It only took me about an hour and a half to finish Classic mode on normal, then another half-hour to get the other secret items and finish the final stage. That doesn’t sound like much, but there’s enough to do in Venture Kid that I played through it a couple times and went through Survival mode too. Also, there’s next to no downtime in this game; it’s almost constant action, and it just feels good to clear a room of spike pits or avoid flame jets and the like. It’s a pleasant retro-styled experience, one worth the $10 price tag if you’re planning to do all there is to do. Whether a veteran of the genre or just getting into it, there’s room for both to enjoy this.
If this were just a review of the first ninety percent of Unruly Heroes I’d give it a higher score. It’s enjoyable and challenging enough to keep wanting to see what’s next. However, the perfect storm of problems near the end left a bad taste in my mouth.
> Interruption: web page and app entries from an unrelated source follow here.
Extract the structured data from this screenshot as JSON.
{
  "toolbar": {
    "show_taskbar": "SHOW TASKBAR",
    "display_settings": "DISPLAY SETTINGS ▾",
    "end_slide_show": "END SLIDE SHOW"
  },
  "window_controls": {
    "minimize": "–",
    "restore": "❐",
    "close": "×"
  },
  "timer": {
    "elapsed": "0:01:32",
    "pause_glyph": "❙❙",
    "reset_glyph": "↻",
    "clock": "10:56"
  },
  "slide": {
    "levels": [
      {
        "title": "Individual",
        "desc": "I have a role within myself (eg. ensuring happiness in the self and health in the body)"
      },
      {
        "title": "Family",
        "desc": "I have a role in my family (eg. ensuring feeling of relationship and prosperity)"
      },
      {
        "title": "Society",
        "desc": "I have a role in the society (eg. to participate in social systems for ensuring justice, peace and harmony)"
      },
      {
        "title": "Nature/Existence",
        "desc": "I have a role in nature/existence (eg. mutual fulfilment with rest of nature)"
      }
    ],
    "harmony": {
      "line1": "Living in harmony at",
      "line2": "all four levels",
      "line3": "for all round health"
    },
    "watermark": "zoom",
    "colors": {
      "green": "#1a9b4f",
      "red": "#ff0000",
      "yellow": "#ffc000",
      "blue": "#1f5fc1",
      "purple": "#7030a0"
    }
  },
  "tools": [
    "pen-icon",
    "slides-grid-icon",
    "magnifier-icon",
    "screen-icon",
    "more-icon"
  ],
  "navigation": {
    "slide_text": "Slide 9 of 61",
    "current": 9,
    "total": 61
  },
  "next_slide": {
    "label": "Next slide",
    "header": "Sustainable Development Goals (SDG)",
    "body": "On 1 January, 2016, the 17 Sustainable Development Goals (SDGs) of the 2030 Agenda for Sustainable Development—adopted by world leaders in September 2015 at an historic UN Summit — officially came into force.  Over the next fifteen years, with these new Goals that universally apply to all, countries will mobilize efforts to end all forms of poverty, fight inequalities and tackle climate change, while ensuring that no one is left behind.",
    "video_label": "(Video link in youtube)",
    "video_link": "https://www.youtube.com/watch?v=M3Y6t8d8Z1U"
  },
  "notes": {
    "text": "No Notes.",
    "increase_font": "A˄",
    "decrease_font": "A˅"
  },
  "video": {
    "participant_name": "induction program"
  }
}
It’s still a fun experience, one that lasted almost seven hours for me, though one that comes with a big asterisk. If having friends along for the ride helps, there is local and online co-op, inexplicably called “Player Vs Player” in-game, for up to four people (though I couldn’t find anyone to try it with). At $20 across all storefronts, I’d recommend it as long as you’re patient enough to make it through the endgame.
As much as I like the world and story of The Coma 2: Vicious Sisters, as well as most of the gameplay, I can’t overlook how much it felt like the game was being padded with fetch quests and picky event triggers. I lasted eight hours on the first go, but had to keep taking breaks every 30-40 minutes or so because I could only do so much backtracking or scanning of every wall in every room for hints before needing to do something, anything else. For those with a higher tolerance for it, the $15 asking price (or about $23 for a deluxe bundle with the artbook, soundtrack and two DLC costumes) should be well worth it. After all, someone needs to help Mina out so she doesn’t have to settle for a disappointing B on her exams. Yes, really.